While we all love a good joke, some social accounts require a more authoritative tone—think Department of Defense or branches of the military. Other times, a balance must be struck. That’s precisely what we found when working with CDC. The CDC social media channel represented a scientist who is well acquainted with speaking to academics, high-ranking government officials, and medical professionals. But when we found the existing following on X, formerly Twitter, was largely composed of members of the public and public-serving individuals and organizations (health care providers, public health professionals, grassroots organizations), we recommended a two-pronged approach: use targeted messages to that speak the language of academics, health organizations, and institutions to direct their attention toward research and essential health policies, but dedicate the bulk of organic content to engaging with the people who experience or treat the health conditions CDC seeks to prevent.
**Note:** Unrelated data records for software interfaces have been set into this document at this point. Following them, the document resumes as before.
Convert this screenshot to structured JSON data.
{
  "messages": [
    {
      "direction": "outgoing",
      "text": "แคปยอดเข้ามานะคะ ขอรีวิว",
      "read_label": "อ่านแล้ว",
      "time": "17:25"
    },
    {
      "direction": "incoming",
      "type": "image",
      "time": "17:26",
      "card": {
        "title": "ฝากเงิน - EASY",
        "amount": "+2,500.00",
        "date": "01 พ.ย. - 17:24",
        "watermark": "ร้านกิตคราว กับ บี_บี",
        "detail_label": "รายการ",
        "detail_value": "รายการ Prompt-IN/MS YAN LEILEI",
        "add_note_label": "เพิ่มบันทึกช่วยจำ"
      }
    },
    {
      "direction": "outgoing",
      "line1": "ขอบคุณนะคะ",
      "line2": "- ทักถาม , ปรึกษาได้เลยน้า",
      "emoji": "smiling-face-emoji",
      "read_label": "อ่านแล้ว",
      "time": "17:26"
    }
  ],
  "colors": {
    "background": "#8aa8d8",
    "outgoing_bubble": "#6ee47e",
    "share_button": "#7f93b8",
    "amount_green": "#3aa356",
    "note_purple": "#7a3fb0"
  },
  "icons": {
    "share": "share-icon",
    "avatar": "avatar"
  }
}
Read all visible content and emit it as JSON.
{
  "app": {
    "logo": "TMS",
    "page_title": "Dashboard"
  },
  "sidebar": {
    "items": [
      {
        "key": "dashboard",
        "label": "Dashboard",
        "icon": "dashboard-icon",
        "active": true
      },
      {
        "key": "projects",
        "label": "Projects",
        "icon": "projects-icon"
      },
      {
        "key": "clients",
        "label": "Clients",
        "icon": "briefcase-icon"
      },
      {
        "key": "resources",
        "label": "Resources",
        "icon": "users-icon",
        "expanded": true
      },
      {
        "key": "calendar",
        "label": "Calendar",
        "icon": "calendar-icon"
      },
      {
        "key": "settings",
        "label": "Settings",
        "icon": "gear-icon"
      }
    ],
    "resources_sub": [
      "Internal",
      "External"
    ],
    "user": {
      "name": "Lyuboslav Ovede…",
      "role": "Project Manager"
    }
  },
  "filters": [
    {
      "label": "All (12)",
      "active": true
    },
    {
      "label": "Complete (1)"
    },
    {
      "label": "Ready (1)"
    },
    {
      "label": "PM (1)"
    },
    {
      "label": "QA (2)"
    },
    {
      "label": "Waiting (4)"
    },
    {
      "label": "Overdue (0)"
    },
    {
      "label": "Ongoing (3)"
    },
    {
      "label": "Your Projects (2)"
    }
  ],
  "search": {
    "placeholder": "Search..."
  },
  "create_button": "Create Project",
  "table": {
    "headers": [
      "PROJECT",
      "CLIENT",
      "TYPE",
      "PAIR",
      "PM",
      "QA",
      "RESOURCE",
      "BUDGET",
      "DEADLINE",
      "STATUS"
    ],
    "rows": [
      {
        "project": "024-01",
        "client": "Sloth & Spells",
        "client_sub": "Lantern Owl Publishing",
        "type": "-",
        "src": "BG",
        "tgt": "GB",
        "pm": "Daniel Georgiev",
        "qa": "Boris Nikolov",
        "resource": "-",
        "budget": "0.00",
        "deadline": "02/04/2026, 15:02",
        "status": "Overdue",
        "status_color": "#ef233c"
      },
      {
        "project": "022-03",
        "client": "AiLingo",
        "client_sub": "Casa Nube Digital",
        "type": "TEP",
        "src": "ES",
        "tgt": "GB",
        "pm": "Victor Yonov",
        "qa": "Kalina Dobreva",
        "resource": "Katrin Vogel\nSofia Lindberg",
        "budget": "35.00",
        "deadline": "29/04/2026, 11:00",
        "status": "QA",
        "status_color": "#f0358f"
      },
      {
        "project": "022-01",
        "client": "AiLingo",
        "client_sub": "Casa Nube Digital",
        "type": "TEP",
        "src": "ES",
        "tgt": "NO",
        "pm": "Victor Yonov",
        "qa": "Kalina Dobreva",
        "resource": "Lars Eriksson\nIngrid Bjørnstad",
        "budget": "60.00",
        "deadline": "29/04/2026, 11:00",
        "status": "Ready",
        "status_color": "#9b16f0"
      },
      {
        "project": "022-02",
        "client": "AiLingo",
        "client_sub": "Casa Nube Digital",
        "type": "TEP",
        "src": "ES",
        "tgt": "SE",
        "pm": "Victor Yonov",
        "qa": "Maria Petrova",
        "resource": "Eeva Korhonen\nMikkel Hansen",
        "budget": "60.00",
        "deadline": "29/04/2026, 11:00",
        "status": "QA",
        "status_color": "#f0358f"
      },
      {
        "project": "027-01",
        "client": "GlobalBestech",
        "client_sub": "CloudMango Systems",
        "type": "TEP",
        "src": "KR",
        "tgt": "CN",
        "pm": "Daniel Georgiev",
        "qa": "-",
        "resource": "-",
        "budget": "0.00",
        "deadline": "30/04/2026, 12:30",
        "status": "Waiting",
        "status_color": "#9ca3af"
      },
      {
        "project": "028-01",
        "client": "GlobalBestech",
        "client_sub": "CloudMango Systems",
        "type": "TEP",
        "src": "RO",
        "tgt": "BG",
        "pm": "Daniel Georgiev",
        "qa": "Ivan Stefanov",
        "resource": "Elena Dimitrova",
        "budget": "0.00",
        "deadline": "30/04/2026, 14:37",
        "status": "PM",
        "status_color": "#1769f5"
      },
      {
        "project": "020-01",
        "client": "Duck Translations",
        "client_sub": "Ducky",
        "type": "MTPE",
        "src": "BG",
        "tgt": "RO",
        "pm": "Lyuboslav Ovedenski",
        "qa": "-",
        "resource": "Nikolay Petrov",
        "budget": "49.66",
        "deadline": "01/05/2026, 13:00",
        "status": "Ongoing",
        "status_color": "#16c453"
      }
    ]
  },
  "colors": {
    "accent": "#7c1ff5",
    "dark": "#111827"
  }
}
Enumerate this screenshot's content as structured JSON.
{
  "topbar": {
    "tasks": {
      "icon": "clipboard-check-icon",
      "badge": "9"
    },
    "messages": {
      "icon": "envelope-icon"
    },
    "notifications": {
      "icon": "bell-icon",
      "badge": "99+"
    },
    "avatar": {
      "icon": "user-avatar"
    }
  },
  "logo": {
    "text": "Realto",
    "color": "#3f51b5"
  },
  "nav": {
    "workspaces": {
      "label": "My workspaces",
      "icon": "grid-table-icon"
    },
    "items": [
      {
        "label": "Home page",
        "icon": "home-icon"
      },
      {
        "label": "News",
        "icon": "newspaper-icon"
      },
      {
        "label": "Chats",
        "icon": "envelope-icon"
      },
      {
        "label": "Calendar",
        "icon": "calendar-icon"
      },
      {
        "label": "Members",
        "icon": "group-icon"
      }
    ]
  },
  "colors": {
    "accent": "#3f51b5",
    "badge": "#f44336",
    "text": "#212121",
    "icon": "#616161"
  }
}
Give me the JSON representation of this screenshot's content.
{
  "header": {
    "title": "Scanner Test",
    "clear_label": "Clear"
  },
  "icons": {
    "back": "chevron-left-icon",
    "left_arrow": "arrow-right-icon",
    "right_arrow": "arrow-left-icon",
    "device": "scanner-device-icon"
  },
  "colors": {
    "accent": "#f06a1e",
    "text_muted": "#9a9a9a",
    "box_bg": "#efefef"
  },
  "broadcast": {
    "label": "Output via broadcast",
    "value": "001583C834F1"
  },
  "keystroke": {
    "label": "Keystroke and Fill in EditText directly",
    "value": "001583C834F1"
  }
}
Using an accessible, conversational tone, the goal for the latter approach is to post content that providers and patients can amplify by sharing on the platform, within their community, or among their peers.
Sticking with the analogy of information as our product, we can think of disinformation as shoplifting. Unlike misinformation, which happens accidentally, disinformation deliberately intends to deceive, or, to steal mindshare. Much disinformation has regrettably been spread using social media, often employing sensational language and clickbait tactics to gain traction. This brings us back to the importance of government social media accounts as well as a critical factor when producing content. When we consider what government channels should be bringing into the social sphere, their product is, in its simplest form, truth. To maintain the trust placed in government entities, social content and how its delivered must be carefully considered and thought through. As government marketers, we can’t default to easy viral victories. Instead, we must think harder about how to reach people using well-positioned, well-crafted, and universally accessible truths. Are you up for the challenge? We are.